Justice Doris Ling-Cohan, the first Asian-American woman elected to New York State Supreme Court in 2002, will now likely be added onto the November ballot, the Post reported Monday, assuming she receives the official nod at the committee’s Sept. 22 judicial convention.
Asian American Legal Defense and Education Fund (AALDEF) executive director Margaret Fung said she welcomed the news, but cautioned that Ling-Cohan, viewed widely as a champion of gay rights, still needs to be nominated at the convention and then elected by a majority of the delegates.
“I’m glad that the Democratic County Committee won’t block Justice Ling-Cohan’s nomination, despite the screening panel’s decision, because she’s clearly qualified to serve another term on the New York Supreme Court,” Fung told NBC News in an email.
The Post first reported on Aug. 31 that the committee’s Independent Judicial Screening Panel determined Ling-Cohan was "lazy" and "slow" in dealing with her caseload, and that she was "disorganized, takes a lot of time off" and was "late with decisions."
Those accusations sent more than 100 of Ling-Cohan’s supporters — among them elected officials and members of bar associations, including the Korean American Lawyers Association of Greater New York — to the steps of New York City Hall last week to defend the appellate judge and her record.
Curtis Arluck, chairman of the party’s judicial committee, told the Post Sunday that the 22-member screening panel did not follow the rules for incumbent justices, who he said should get deference. Exceptions, however, include “egregious ethical or professional conduct” that has been documented, the paper reported.
“The panel did not apply that standard,” Arluck said, according to The Post. “There was no obvious issue. There was nothing even non-egregious.”
The New York County Democratic Committee did not immediately respond to a request for comment Monday afternoon. A woman who answered the phone at Ling-Cohan’s chambers told NBC News Ling-Cohan could not immediately comment because she’s a sitting judge.
Among the cases Ling-Cohan has heard was Hernandez v. Robles, in which she ruled in 2005 that barring same-sex couples from marrying violated New York's constitution. That decision was overturned on appeal, but New York later passed the Marriage Equality Act in 2011, which was signed into law the same year.
At the Sept. 6 City Hall rally, some speakers suggested that the screening panel’s rejection of Ling-Cohan was colored by politics and tainted by conflicts of interest.
"The panel was stacked with lawyers from the real estate and corporate sectors who were determined to remove her from the bench because of her fairness to tenants and consumers," Allen Roskoff, president of the Jim Owles Liberal Democratic Club, a progressive LGBT political club, said in a statement.
As the New York County Democratic Committee prepares for its judicial convention next week, some are calling for an overhaul of the screening process, which decides who can run under the party in Manhattan for State Supreme Court.
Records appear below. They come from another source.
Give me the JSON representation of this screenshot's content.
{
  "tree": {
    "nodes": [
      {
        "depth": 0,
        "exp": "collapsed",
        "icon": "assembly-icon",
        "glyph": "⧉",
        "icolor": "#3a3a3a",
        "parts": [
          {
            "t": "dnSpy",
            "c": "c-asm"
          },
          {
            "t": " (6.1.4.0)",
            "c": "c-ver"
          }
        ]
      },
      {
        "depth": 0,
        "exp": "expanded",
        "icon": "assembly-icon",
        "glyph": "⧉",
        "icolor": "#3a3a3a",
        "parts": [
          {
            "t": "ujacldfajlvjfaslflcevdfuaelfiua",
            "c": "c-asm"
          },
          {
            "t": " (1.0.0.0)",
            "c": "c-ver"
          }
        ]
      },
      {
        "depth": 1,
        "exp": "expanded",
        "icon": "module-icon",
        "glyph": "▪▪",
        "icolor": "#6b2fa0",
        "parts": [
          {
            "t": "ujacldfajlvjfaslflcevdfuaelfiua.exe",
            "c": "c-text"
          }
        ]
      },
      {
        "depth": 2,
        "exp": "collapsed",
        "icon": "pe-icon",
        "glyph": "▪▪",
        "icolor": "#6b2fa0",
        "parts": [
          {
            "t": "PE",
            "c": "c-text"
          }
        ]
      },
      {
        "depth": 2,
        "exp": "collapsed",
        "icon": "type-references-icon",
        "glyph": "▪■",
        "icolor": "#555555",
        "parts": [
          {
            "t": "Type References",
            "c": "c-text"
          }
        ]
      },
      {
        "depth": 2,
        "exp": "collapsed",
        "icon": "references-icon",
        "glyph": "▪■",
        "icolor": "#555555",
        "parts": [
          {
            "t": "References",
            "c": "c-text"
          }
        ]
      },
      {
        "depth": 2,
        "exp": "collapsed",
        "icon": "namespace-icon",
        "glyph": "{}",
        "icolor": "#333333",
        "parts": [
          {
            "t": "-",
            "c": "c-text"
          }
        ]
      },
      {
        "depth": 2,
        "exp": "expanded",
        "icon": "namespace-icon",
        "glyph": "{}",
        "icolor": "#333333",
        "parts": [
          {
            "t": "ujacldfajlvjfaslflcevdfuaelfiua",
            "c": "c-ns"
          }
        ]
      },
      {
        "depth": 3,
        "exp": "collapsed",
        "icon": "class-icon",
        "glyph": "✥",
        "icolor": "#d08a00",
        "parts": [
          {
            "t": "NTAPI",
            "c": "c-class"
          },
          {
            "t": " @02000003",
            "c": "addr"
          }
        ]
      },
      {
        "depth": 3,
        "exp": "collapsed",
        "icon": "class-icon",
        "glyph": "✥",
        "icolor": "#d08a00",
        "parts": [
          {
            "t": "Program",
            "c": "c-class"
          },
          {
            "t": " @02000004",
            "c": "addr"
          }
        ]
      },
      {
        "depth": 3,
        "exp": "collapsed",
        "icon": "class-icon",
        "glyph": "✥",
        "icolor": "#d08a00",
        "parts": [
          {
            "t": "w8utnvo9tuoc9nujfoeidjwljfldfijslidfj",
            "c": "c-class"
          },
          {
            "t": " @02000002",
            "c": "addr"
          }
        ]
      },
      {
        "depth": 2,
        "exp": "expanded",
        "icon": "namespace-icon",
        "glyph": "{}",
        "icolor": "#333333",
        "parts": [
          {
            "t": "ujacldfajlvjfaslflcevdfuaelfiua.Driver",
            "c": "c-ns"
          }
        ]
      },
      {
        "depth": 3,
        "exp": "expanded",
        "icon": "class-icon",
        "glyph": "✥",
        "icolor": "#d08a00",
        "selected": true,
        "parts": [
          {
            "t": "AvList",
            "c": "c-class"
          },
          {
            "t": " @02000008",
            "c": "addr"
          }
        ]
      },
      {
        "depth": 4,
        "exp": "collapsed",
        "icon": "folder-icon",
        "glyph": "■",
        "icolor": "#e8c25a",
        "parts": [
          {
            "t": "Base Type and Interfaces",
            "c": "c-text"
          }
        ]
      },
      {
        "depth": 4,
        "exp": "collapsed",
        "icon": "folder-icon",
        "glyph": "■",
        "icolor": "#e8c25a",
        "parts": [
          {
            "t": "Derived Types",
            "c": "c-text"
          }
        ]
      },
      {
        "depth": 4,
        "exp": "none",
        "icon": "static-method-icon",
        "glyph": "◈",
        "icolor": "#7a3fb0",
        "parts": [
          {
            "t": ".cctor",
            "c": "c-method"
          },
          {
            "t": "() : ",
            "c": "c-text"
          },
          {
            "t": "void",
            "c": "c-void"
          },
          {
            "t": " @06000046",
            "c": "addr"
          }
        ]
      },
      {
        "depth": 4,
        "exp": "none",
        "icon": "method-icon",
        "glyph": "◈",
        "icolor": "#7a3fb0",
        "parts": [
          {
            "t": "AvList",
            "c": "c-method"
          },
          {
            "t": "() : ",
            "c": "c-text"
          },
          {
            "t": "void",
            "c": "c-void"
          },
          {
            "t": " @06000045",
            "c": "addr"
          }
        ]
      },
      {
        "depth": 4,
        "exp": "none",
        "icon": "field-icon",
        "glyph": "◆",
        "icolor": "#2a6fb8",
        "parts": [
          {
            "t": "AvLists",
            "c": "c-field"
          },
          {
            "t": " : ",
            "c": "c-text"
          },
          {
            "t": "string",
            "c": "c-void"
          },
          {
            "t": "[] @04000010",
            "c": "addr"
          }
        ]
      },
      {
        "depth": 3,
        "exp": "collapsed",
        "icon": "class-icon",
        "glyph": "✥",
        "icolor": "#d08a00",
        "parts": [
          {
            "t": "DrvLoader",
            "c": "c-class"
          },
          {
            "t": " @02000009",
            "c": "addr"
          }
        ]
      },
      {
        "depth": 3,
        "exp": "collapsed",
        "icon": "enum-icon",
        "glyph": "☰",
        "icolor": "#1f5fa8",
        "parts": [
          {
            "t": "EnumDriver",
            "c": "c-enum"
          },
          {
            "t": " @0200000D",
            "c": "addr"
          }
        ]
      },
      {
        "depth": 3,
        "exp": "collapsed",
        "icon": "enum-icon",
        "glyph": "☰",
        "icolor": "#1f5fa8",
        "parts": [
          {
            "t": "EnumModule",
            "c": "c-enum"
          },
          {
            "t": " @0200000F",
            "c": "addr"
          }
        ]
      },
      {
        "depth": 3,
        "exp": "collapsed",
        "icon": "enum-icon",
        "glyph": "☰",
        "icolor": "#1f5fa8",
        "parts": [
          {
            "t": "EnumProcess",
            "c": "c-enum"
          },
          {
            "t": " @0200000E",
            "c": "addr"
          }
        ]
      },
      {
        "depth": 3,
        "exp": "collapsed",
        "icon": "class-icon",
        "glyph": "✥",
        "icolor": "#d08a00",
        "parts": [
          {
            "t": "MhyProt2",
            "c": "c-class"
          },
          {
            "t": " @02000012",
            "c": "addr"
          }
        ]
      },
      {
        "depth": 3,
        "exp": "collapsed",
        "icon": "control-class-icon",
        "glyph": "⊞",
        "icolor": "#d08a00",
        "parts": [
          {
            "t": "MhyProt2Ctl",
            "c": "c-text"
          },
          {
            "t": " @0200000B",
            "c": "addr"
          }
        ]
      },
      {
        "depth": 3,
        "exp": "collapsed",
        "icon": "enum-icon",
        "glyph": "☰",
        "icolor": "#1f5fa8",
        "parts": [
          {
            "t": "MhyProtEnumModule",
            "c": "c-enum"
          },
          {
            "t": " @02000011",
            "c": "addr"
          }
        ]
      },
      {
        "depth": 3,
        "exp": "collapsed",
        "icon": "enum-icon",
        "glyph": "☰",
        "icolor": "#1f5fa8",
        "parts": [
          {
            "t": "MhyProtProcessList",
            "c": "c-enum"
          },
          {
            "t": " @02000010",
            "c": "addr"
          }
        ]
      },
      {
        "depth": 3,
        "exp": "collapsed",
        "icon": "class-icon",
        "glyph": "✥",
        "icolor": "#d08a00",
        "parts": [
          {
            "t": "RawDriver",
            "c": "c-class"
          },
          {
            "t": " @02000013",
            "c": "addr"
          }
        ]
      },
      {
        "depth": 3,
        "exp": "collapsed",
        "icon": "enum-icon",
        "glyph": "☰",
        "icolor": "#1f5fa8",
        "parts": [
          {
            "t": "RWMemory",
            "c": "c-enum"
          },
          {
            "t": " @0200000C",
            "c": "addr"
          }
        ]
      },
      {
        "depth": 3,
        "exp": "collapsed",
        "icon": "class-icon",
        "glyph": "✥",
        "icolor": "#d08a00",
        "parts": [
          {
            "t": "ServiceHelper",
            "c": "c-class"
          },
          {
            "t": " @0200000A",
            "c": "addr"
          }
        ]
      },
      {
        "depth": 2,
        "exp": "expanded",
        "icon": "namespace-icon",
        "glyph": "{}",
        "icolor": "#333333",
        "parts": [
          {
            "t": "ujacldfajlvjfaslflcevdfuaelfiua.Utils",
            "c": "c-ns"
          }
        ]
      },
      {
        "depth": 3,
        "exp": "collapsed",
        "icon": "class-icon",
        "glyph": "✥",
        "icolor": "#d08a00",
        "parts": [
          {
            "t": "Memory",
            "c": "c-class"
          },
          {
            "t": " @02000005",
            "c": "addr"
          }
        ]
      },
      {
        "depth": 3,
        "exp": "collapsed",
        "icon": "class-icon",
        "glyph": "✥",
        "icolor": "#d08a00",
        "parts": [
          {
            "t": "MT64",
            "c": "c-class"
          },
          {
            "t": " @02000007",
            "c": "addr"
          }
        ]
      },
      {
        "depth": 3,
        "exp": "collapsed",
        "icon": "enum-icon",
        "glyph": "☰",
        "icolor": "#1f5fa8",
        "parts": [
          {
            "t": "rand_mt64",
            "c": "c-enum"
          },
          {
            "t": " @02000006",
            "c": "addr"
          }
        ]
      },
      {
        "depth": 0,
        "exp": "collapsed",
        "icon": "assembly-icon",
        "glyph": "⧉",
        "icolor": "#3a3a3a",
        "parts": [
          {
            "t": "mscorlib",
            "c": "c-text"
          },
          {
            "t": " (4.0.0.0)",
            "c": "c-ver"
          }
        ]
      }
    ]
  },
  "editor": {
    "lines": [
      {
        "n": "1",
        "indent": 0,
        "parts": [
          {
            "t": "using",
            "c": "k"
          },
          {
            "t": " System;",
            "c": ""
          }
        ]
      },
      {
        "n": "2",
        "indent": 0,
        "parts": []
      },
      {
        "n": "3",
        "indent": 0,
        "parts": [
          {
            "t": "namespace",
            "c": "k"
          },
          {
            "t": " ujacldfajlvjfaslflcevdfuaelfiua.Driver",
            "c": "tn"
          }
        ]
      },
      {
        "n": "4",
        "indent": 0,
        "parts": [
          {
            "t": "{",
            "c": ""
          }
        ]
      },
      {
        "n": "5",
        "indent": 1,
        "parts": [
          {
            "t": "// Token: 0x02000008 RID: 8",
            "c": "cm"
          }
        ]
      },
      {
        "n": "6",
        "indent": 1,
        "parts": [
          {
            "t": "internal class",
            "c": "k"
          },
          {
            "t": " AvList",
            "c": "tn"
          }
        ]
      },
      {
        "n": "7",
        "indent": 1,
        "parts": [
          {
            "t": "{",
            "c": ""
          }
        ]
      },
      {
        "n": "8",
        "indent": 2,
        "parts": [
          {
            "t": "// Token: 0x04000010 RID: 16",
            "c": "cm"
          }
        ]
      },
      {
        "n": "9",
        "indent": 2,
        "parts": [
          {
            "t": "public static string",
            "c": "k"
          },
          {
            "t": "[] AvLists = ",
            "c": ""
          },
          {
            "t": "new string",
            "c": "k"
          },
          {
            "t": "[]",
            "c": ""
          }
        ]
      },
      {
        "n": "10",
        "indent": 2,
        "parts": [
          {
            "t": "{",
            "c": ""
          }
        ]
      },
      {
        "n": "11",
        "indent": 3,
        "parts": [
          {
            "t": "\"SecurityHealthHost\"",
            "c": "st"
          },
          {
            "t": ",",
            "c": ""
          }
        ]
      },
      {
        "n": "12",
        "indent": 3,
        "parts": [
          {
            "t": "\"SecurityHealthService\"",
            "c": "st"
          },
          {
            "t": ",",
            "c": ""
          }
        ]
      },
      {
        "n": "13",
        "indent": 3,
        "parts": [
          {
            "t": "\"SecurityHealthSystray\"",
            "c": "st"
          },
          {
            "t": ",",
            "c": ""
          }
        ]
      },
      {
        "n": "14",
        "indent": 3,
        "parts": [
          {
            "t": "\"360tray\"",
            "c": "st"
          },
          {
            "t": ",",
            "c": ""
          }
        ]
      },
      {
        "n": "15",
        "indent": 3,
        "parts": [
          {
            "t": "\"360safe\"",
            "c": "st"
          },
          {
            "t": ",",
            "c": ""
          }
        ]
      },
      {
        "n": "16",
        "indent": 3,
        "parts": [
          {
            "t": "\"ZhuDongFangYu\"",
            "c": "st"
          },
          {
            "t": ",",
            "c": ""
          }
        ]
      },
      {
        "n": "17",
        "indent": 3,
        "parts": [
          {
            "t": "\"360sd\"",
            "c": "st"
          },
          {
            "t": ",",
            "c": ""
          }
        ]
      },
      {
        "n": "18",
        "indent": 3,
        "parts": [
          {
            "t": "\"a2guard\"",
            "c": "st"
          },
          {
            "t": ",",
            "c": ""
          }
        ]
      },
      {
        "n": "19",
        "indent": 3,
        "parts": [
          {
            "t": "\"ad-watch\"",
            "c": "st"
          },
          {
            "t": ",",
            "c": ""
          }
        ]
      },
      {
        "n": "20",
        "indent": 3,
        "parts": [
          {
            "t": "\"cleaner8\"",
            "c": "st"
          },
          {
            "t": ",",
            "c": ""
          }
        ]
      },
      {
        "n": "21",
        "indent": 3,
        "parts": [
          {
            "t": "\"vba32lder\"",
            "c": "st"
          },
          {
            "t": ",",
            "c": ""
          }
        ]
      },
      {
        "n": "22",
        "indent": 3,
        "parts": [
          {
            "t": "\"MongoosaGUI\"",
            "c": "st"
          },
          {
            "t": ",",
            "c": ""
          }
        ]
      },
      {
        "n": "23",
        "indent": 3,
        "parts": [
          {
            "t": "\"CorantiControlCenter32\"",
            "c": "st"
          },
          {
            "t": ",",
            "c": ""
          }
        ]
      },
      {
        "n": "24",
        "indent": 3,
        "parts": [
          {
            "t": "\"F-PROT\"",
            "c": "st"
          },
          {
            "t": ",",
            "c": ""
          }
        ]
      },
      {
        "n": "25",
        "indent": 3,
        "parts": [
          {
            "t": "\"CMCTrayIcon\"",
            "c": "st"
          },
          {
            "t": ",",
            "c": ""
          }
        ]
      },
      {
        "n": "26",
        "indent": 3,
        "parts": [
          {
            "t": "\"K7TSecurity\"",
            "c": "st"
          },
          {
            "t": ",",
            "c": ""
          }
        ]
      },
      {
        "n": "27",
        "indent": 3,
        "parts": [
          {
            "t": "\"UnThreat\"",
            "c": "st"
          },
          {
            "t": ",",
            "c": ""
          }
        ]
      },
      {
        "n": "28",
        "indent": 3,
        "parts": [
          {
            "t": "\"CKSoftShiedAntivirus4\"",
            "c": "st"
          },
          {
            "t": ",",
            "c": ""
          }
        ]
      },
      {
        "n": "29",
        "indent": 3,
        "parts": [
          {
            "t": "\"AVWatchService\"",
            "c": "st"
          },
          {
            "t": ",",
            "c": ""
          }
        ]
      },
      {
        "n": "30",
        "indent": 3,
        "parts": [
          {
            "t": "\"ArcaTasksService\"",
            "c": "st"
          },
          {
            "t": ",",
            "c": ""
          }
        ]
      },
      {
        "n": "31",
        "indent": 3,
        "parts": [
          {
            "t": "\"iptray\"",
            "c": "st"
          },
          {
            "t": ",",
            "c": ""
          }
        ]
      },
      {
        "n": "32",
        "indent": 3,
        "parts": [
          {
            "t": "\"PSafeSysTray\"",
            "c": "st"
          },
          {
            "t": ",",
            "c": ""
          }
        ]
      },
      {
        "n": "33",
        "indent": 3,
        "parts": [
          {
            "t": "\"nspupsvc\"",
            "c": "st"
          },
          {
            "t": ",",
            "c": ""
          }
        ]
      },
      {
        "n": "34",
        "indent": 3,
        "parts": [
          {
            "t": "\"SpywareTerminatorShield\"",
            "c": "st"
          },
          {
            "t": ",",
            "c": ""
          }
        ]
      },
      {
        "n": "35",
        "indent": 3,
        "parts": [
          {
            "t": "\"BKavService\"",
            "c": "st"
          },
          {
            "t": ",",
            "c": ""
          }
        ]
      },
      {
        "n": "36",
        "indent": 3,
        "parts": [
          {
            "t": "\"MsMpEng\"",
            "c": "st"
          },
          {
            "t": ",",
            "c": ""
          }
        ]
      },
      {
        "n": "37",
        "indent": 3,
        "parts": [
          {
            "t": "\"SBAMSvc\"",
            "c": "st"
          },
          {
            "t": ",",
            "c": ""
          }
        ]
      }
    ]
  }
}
“I believe this ‘independent’ judicial screening process needs to be reformed, so that it cannot be manipulated by certain factions or political cliques to prevent qualified candidates getting access to the ballot,” AALDEF’s Fung said.